More than 100 Oregon prison inmates in 13 Oregon prisons, are currently enrolled in the 2013 session of Oregon State University Extension Service Master Gardener class including 12 inmates at Snake River Correctional Institute in Ontario.
The unique program, initiated by Lettuce Grow, a non-profit organization, partners with the OSU Extension Service to offer the master gardener curriculum.
Lettuce Grow, a volunteer organization, helps fill the gap left by budget cuts in prison vocational programs. The organization trains volunteers to garden with inmates, educates inmates in sustainability and organic gardening practices, and encourages correctional facilities to donate a portion of harvests to local food banks.
“This program that is in its earliest stages will allow us to give inmates the opportunity to take care and maintain something other than themselves,” Bill Doman, correctional rehabilitation service manager, said. “Many of these individuals have not had this opportunity in the past, and this will give them valuable skills that they will hopefully use on their re-entry into society.”
Fifty-four inmates have graduated from the program in its first three years.
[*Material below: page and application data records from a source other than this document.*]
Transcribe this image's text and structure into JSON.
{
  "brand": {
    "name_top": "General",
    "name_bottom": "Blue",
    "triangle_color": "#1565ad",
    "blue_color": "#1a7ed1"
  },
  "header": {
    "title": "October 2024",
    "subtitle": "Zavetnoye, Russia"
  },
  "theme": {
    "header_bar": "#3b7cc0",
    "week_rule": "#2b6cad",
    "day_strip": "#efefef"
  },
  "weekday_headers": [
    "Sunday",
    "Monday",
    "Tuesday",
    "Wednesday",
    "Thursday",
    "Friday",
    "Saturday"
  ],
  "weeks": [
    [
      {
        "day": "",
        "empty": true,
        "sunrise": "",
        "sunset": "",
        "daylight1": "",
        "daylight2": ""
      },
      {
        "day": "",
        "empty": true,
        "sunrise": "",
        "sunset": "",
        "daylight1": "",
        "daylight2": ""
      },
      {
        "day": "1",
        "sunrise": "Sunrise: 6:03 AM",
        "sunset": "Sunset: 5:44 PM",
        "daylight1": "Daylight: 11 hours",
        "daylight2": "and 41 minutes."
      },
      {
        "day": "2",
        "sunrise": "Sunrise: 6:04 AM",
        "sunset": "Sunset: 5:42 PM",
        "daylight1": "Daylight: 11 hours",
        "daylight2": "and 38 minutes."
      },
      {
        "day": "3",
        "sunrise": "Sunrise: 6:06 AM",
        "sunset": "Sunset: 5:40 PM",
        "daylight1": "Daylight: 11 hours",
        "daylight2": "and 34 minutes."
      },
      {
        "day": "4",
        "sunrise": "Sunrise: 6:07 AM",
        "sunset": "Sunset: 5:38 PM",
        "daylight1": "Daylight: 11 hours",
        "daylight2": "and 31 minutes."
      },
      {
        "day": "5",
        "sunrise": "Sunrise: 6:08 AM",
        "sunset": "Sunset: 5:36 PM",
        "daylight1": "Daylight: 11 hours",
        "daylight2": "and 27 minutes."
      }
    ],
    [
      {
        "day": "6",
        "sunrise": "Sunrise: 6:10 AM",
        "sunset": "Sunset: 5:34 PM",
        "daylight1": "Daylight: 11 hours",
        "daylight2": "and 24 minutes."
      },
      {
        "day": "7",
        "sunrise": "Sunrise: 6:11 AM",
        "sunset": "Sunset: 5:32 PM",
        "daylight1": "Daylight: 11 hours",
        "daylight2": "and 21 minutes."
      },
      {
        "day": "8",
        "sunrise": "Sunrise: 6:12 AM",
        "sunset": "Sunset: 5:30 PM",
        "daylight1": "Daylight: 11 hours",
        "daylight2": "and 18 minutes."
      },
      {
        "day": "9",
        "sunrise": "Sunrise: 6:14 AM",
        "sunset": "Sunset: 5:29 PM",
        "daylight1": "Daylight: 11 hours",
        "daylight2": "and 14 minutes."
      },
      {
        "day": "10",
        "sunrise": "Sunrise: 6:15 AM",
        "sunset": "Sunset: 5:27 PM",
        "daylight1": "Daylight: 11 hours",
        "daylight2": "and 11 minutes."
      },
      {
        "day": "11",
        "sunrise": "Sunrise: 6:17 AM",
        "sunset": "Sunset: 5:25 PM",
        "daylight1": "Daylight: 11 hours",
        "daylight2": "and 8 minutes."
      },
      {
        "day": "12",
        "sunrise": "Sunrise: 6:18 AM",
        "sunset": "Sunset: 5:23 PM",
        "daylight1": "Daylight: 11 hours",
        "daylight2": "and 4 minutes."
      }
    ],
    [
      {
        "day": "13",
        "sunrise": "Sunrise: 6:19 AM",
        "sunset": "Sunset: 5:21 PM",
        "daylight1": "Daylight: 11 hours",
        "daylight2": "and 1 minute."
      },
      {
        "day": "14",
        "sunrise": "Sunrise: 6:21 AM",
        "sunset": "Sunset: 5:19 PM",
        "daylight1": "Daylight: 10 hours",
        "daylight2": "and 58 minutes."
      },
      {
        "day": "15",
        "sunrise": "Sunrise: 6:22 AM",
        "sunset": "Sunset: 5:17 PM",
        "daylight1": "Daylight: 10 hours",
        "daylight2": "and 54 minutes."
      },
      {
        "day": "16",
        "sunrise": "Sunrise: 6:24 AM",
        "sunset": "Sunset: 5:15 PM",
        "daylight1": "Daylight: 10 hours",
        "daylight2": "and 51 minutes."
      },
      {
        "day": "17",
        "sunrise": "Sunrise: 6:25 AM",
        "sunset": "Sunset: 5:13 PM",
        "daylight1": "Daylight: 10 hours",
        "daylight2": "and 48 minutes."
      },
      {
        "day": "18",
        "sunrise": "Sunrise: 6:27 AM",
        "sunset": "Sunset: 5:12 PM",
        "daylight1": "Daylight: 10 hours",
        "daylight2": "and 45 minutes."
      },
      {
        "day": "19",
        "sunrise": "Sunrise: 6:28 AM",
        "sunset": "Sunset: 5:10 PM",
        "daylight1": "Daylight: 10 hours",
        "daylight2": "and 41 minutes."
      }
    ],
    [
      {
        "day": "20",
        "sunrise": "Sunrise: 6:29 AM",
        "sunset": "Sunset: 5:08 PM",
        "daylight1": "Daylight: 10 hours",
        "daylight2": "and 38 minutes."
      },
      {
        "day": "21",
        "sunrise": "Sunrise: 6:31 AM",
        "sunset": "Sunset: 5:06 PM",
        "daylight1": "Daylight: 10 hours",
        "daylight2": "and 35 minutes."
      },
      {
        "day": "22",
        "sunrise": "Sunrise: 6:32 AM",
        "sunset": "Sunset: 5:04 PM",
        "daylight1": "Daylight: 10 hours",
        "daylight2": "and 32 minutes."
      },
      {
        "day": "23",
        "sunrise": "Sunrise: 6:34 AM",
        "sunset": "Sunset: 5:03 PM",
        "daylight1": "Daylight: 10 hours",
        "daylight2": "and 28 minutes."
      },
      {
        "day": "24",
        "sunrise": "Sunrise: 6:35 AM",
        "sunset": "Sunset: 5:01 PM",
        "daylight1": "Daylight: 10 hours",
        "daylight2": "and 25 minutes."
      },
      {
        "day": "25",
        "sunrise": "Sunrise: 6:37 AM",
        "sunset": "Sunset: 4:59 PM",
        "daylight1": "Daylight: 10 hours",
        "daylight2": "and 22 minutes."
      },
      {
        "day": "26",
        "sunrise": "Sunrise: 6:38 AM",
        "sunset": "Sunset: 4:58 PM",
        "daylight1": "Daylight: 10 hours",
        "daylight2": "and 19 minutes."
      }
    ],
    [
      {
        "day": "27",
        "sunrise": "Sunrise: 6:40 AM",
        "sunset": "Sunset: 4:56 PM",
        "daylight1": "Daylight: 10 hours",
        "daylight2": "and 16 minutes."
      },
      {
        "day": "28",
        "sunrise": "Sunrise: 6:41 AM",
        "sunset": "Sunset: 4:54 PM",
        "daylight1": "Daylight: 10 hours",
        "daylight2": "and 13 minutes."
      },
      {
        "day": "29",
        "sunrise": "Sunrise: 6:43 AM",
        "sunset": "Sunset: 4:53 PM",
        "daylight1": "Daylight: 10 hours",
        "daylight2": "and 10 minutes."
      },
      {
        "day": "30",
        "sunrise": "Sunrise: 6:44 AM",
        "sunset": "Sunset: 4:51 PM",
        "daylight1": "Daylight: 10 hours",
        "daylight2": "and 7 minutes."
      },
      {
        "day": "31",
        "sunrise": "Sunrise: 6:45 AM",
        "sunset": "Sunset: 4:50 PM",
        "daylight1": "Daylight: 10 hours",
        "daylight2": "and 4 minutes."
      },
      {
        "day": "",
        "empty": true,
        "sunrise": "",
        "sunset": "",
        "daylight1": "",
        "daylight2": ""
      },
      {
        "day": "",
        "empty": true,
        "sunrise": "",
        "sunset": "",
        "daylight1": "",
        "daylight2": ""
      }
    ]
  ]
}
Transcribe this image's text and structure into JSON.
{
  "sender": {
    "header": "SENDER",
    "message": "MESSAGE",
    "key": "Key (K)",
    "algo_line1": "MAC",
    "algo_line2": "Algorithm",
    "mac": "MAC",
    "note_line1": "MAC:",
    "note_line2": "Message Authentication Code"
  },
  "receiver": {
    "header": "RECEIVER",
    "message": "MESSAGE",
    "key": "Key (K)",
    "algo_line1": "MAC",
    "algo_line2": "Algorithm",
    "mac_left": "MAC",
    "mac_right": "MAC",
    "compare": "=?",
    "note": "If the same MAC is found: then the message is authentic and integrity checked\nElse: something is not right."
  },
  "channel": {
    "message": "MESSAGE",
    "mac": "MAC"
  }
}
Inmates who complete the master gardener course and pass the final exam earn a Certificate of Home Horticulture.
“The professional home horticultural certificate is a plus for job seekers in the nursery, landscaping and farming industries,” according to Sarah Patterson, director of the Lettuce Grow board. “And many of those 54 graduates, who were released from prison, are stepping up to complete their volunteer service hours, a requirement to qualify for a full OSU Master Gardener designation.”
Lettuce Grow also partners with the OSU Extension and Oregon Food Bank to offer “Seed to Supper,” a more basic horticulture class at the Columbia River Correctional Facility in northeast Portland. Patterson said more than 350 inmates have completed the Seed to Supper class over the past four years. Master gardeners and other volunteers help present the sustainable gardening classes to inmates. Seed to Supper has become is a prerequisite for the Master Gardener class at the Columbia River Correctional Prison. Patterson commented that both the master gardening and the seed to supper classes have waiting lists.
Oregon State University’s ECampus donated the curriculum for use by Lettuce Grow programs.
Lettuce Grow provides inmates with course handbooks and DVDs for the class, Lettuce Grow volunteers to work on-site in the classrooms and prison gardens. In 2012, Oregon’s prison gardens produced over 200,000 pounds of food.
Lettuce Grow works with the national Sustainability in Prisons Project (SPP) at Evergreen College in Washington State. Patterson recently presented the Lettuce Grow program at the national SPP conference at Evergreen and at a workshop at the national Green Prisons conference in Indianapolis in October 2012.
What you can do
Lettuce Grow is always looking for volunteers. If you are interested in volunteering or would like more information, visit www.lettucegrow.org.